[Stored items from a collection]
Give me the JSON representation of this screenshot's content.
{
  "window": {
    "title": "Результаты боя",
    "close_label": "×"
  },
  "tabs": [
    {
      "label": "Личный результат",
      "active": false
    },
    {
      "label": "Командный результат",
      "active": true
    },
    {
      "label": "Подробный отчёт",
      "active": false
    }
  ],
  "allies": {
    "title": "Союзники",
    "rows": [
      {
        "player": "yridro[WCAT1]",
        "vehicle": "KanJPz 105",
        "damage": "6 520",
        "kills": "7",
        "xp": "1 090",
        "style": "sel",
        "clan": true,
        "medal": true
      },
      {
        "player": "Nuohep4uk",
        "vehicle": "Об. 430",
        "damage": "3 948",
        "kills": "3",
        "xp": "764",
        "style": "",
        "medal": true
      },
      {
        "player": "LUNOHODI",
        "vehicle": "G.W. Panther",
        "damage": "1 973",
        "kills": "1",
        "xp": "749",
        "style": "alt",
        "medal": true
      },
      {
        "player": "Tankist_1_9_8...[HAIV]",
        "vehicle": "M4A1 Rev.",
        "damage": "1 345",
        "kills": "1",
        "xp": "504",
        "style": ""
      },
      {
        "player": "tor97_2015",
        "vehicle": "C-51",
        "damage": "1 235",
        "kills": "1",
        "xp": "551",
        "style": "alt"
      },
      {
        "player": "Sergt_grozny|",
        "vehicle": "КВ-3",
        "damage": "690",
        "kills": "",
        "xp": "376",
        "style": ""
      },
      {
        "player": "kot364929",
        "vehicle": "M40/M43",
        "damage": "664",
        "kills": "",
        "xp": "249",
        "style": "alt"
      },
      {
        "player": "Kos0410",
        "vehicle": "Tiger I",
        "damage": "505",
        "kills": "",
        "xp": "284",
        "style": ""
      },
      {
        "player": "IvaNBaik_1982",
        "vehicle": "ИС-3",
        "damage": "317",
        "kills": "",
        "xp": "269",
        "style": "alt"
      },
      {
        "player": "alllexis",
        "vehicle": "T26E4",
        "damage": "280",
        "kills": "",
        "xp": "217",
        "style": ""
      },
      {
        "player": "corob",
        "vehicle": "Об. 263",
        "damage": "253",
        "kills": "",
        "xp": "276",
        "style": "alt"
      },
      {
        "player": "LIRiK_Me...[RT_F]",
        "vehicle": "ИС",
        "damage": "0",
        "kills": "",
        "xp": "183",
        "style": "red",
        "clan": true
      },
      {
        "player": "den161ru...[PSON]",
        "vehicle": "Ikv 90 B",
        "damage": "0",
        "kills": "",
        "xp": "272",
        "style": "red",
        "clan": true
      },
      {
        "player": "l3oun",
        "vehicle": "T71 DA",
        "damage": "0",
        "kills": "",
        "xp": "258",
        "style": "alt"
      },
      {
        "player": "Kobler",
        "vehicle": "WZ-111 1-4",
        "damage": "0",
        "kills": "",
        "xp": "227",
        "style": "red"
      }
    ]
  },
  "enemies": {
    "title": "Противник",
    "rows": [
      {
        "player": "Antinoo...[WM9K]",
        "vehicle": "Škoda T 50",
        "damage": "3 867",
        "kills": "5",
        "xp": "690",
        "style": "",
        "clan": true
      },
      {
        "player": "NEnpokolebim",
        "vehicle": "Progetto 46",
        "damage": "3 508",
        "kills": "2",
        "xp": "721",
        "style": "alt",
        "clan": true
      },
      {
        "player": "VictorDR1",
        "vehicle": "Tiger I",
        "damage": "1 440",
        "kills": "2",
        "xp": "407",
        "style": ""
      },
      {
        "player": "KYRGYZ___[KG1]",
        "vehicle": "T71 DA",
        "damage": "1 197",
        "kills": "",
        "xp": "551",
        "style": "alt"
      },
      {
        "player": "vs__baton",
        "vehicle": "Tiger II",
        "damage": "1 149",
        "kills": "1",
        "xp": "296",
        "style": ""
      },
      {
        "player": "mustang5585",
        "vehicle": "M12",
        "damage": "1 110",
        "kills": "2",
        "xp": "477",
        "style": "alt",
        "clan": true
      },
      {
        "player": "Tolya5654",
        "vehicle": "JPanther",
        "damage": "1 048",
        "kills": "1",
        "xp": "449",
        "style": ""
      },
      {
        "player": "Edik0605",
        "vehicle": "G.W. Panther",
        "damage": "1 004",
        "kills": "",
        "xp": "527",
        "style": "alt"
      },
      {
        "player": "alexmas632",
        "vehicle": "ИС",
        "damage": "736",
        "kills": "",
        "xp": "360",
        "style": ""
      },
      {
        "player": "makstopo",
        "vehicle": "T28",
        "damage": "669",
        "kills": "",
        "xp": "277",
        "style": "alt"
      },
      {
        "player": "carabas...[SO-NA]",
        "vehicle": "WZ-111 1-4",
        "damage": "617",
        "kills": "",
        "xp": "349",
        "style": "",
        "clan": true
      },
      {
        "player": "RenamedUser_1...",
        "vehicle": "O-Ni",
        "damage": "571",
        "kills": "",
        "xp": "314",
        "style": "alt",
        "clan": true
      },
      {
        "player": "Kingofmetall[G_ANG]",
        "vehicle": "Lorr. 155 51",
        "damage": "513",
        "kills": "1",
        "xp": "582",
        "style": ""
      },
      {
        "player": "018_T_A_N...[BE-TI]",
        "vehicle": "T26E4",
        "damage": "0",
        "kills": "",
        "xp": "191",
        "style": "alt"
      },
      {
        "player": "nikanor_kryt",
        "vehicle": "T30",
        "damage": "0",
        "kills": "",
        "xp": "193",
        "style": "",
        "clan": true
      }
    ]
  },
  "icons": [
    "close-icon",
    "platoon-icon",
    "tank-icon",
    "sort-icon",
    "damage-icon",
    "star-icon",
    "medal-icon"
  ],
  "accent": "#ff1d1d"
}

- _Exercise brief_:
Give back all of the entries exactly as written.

- _Finished exercise_:
Give me the JSON representation of this screenshot's content.
{
  "window": {
    "title": "Результаты боя",
    "close_label": "×"
  },
  "tabs": [
    {
      "label": "Личный результат",
      "active": false
    },
    {
      "label": "Командный результат",
      "active": true
    },
    {
      "label": "Подробный отчёт",
      "active": false
    }
  ],
  "allies": {
    "title": "Союзники",
    "rows": [
      {
        "player": "yridro[WCAT1]",
        "vehicle": "KanJPz 105",
        "damage": "6 520",
        "kills": "7",
        "xp": "1 090",
        "style": "sel",
        "clan": true,
        "medal": true
      },
      {
        "player": "Nuohep4uk",
        "vehicle": "Об. 430",
        "damage": "3 948",
        "kills": "3",
        "xp": "764",
        "style": "",
        "medal": true
      },
      {
        "player": "LUNOHODI",
        "vehicle": "G.W. Panther",
        "damage": "1 973",
        "kills": "1",
        "xp": "749",
        "style": "alt",
        "medal": true
      },
      {
        "player": "Tankist_1_9_8...[HAIV]",
        "vehicle": "M4A1 Rev.",
        "damage": "1 345",
        "kills": "1",
        "xp": "504",
        "style": ""
      },
      {
        "player": "tor97_2015",
        "vehicle": "C-51",
        "damage": "1 235",
        "kills": "1",
        "xp": "551",
        "style": "alt"
      },
      {
        "player": "Sergt_grozny|",
        "vehicle": "КВ-3",
        "damage": "690",
        "kills": "",
        "xp": "376",
        "style": ""
      },
      {
        "player": "kot364929",
        "vehicle": "M40/M43",
        "damage": "664",
        "kills": "",
        "xp": "249",
        "style": "alt"
      },
      {
        "player": "Kos0410",
        "vehicle": "Tiger I",
        "damage": "505",
        "kills": "",
        "xp": "284",
        "style": ""
      },
      {
        "player": "IvaNBaik_1982",
        "vehicle": "ИС-3",
        "damage": "317",
        "kills": "",
        "xp": "269",
        "style": "alt"
      },
      {
        "player": "alllexis",
        "vehicle": "T26E4",
        "damage": "280",
        "kills": "",
        "xp": "217",
        "style": ""
      },
      {
        "player": "corob",
        "vehicle": "Об. 263",
        "damage": "253",
        "kills": "",
        "xp": "276",
        "style": "alt"
      },
      {
        "player": "LIRiK_Me...[RT_F]",
        "vehicle": "ИС",
        "damage": "0",
        "kills": "",
        "xp": "183",
        "style": "red",
        "clan": true
      },
      {
        "player": "den161ru...[PSON]",
        "vehicle": "Ikv 90 B",
        "damage": "0",
        "kills": "",
        "xp": "272",
        "style": "red",
        "clan": true
      },
      {
        "player": "l3oun",
        "vehicle": "T71 DA",
        "damage": "0",
        "kills": "",
        "xp": "258",
        "style": "alt"
      },
      {
        "player": "Kobler",
        "vehicle": "WZ-111 1-4",
        "damage": "0",
        "kills": "",
        "xp": "227",
        "style": "red"
      }
    ]
  },
  "enemies": {
    "title": "Противник",
    "rows": [
      {
        "player": "Antinoo...[WM9K]",
        "vehicle": "Škoda T 50",
        "damage": "3 867",
        "kills": "5",
        "xp": "690",
        "style": "",
        "clan": true
      },
      {
        "player": "NEnpokolebim",
        "vehicle": "Progetto 46",
        "damage": "3 508",
        "kills": "2",
        "xp": "721",
        "style": "alt",
        "clan": true
      },
      {
        "player": "VictorDR1",
        "vehicle": "Tiger I",
        "damage": "1 440",
        "kills": "2",
        "xp": "407",
        "style": ""
      },
      {
        "player": "KYRGYZ___[KG1]",
        "vehicle": "T71 DA",
        "damage": "1 197",
        "kills": "",
        "xp": "551",
        "style": "alt"
      },
      {
        "player": "vs__baton",
        "vehicle": "Tiger II",
        "damage": "1 149",
        "kills": "1",
        "xp": "296",
        "style": ""
      },
      {
        "player": "mustang5585",
        "vehicle": "M12",
        "damage": "1 110",
        "kills": "2",
        "xp": "477",
        "style": "alt",
        "clan": true
      },
      {
        "player": "Tolya5654",
        "vehicle": "JPanther",
        "damage": "1 048",
        "kills": "1",
        "xp": "449",
        "style": ""
      },
      {
        "player": "Edik0605",
        "vehicle": "G.W. Panther",
        "damage": "1 004",
        "kills": "",
        "xp": "527",
        "style": "alt"
      },
      {
        "player": "alexmas632",
        "vehicle": "ИС",
        "damage": "736",
        "kills": "",
        "xp": "360",
        "style": ""
      },
      {
        "player": "makstopo",
        "vehicle": "T28",
        "damage": "669",
        "kills": "",
        "xp": "277",
        "style": "alt"
      },
      {
        "player": "carabas...[SO-NA]",
        "vehicle": "WZ-111 1-4",
        "damage": "617",
        "kills": "",
        "xp": "349",
        "style": "",
        "clan": true
      },
      {
        "player": "RenamedUser_1...",
        "vehicle": "O-Ni",
        "damage": "571",
        "kills": "",
        "xp": "314",
        "style": "alt",
        "clan": true
      },
      {
        "player": "Kingofmetall[G_ANG]",
        "vehicle": "Lorr. 155 51",
        "damage": "513",
        "kills": "1",
        "xp": "582",
        "style": ""
      },
      {
        "player": "018_T_A_N...[BE-TI]",
        "vehicle": "T26E4",
        "damage": "0",
        "kills": "",
        "xp": "191",
        "style": "alt"
      },
      {
        "player": "nikanor_kryt",
        "vehicle": "T30",
        "damage": "0",
        "kills": "",
        "xp": "193",
        "style": "",
        "clan": true
      }
    ]
  },
  "icons": [
    "close-icon",
    "platoon-icon",
    "tank-icon",
    "sort-icon",
    "damage-icon",
    "star-icon",
    "medal-icon"
  ],
  "accent": "#ff1d1d"
}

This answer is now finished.